* _WHAT TO WORK ON_: The records below are to be returned exactly as written, minus their pictures.

---------- RECORDS FOR THIS EXERCISE ----------

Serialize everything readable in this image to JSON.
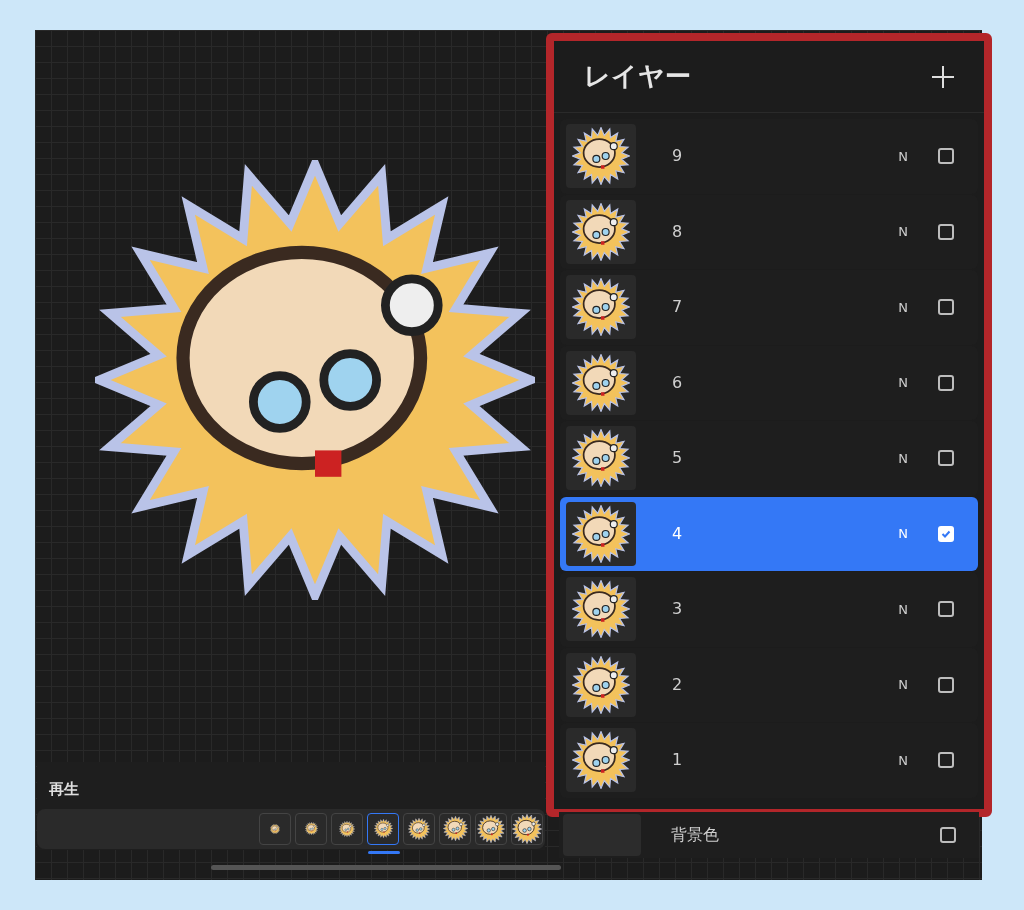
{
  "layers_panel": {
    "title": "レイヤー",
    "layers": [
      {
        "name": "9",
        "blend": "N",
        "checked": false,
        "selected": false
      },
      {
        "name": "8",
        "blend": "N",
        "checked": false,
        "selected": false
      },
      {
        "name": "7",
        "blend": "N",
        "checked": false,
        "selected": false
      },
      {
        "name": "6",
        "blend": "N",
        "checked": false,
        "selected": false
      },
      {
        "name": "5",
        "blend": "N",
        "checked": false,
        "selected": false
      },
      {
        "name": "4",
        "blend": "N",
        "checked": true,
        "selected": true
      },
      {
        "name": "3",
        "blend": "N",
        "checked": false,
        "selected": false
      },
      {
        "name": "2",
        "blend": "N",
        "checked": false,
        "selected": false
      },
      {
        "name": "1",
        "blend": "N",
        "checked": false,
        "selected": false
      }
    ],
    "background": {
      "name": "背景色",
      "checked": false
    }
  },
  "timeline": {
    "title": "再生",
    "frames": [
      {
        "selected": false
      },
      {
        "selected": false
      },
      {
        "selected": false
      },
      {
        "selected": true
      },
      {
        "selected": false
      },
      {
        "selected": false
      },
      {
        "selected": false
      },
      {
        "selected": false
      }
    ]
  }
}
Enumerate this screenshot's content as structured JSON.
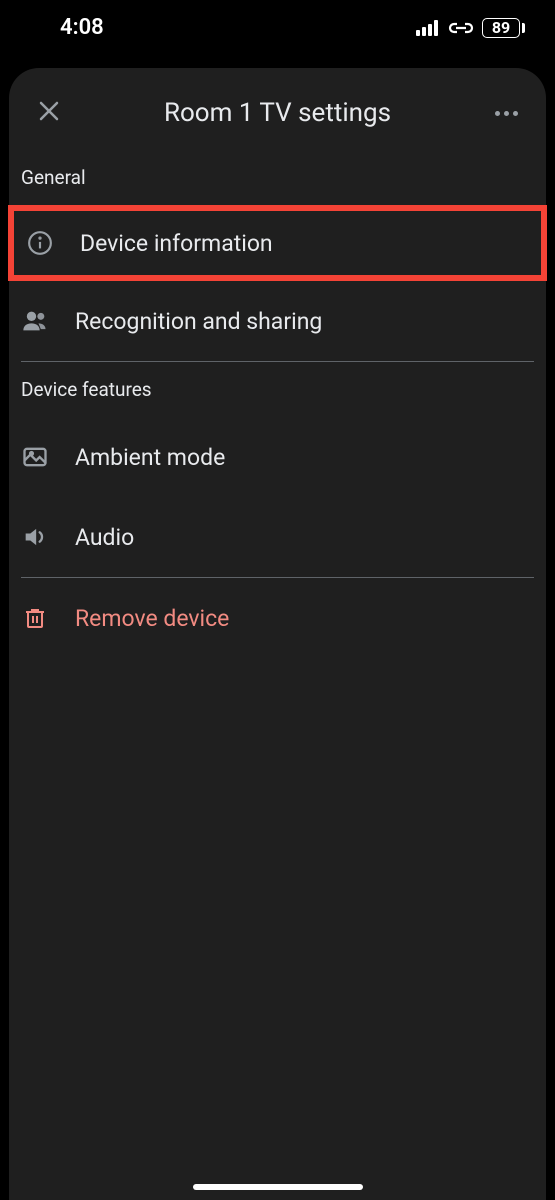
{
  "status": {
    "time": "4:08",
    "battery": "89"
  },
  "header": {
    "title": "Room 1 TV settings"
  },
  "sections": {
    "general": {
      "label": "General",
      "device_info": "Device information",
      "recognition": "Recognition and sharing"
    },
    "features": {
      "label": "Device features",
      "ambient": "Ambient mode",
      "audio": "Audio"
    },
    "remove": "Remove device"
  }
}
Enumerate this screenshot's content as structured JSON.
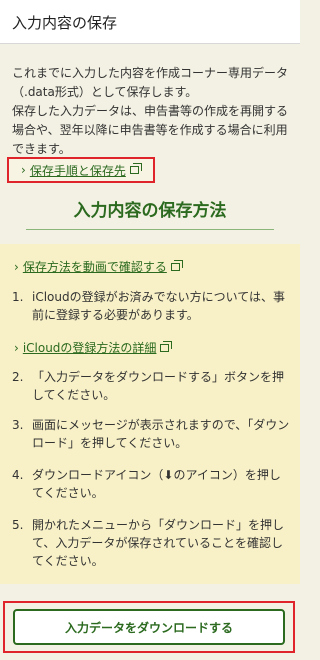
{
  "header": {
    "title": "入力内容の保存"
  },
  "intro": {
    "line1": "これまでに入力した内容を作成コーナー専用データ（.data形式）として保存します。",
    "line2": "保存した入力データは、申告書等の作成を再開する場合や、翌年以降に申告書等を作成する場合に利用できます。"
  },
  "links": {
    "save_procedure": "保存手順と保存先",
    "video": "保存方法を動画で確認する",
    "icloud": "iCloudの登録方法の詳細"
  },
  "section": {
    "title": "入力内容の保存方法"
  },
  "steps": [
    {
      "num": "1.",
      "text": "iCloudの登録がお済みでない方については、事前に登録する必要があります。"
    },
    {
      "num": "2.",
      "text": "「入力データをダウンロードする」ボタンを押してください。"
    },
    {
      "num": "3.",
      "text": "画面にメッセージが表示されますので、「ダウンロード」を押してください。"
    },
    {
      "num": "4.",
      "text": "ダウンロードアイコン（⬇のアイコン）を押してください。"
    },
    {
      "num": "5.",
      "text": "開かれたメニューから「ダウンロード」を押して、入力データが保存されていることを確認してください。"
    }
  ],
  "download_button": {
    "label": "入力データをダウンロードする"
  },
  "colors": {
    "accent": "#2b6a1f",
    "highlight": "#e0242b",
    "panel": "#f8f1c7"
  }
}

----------

* _WRITTEN SOLUTION_:
Serialize everything readable in this image to JSON.
{
  "layers_panel": {
    "title": "レイヤー",
    "layers": [
      {
        "name": "9",
        "blend": "N",
        "checked": false,
        "selected": false
      },
      {
        "name": "8",
        "blend": "N",
        "checked": false,
        "selected": false
      },
      {
        "name": "7",
        "blend": "N",
        "checked": false,
        "selected": false
      },
      {
        "name": "6",
        "blend": "N",
        "checked": false,
        "selected": false
      },
      {
        "name": "5",
        "blend": "N",
        "checked": false,
        "selected": false
      },
      {
        "name": "4",
        "blend": "N",
        "checked": true,
        "selected": true
      },
      {
        "name": "3",
        "blend": "N",
        "checked": false,
        "selected": false
      },
      {
        "name": "2",
        "blend": "N",
        "checked": false,
        "selected": false
      },
      {
        "name": "1",
        "blend": "N",
        "checked": false,
        "selected": false
      }
    ],
    "background": {
      "name": "背景色",
      "checked": false
    }
  },
  "timeline": {
    "title": "再生",
    "frames": [
      {
        "selected": false
      },
      {
        "selected": false
      },
      {
        "selected": false
      },
      {
        "selected": true
      },
      {
        "selected": false
      },
      {
        "selected": false
      },
      {
        "selected": false
      },
      {
        "selected": false
      }
    ]
  }
}
Enumerate this screenshot's content as structured JSON.
{
  "status": {
    "time": "4:08",
    "battery": "89"
  },
  "header": {
    "title": "Room 1 TV settings"
  },
  "sections": {
    "general": {
      "label": "General",
      "device_info": "Device information",
      "recognition": "Recognition and sharing"
    },
    "features": {
      "label": "Device features",
      "ambient": "Ambient mode",
      "audio": "Audio"
    },
    "remove": "Remove device"
  }
}
Enumerate this screenshot's content as structured JSON.
{
  "header": {
    "title": "入力内容の保存"
  },
  "intro": {
    "line1": "これまでに入力した内容を作成コーナー専用データ（.data形式）として保存します。",
    "line2": "保存した入力データは、申告書等の作成を再開する場合や、翌年以降に申告書等を作成する場合に利用できます。"
  },
  "links": {
    "save_procedure": "保存手順と保存先",
    "video": "保存方法を動画で確認する",
    "icloud": "iCloudの登録方法の詳細"
  },
  "section": {
    "title": "入力内容の保存方法"
  },
  "steps": [
    {
      "num": "1.",
      "text": "iCloudの登録がお済みでない方については、事前に登録する必要があります。"
    },
    {
      "num": "2.",
      "text": "「入力データをダウンロードする」ボタンを押してください。"
    },
    {
      "num": "3.",
      "text": "画面にメッセージが表示されますので、「ダウンロード」を押してください。"
    },
    {
      "num": "4.",
      "text": "ダウンロードアイコン（⬇のアイコン）を押してください。"
    },
    {
      "num": "5.",
      "text": "開かれたメニューから「ダウンロード」を押して、入力データが保存されていることを確認してください。"
    }
  ],
  "download_button": {
    "label": "入力データをダウンロードする"
  },
  "colors": {
    "accent": "#2b6a1f",
    "highlight": "#e0242b",
    "panel": "#f8f1c7"
  }
}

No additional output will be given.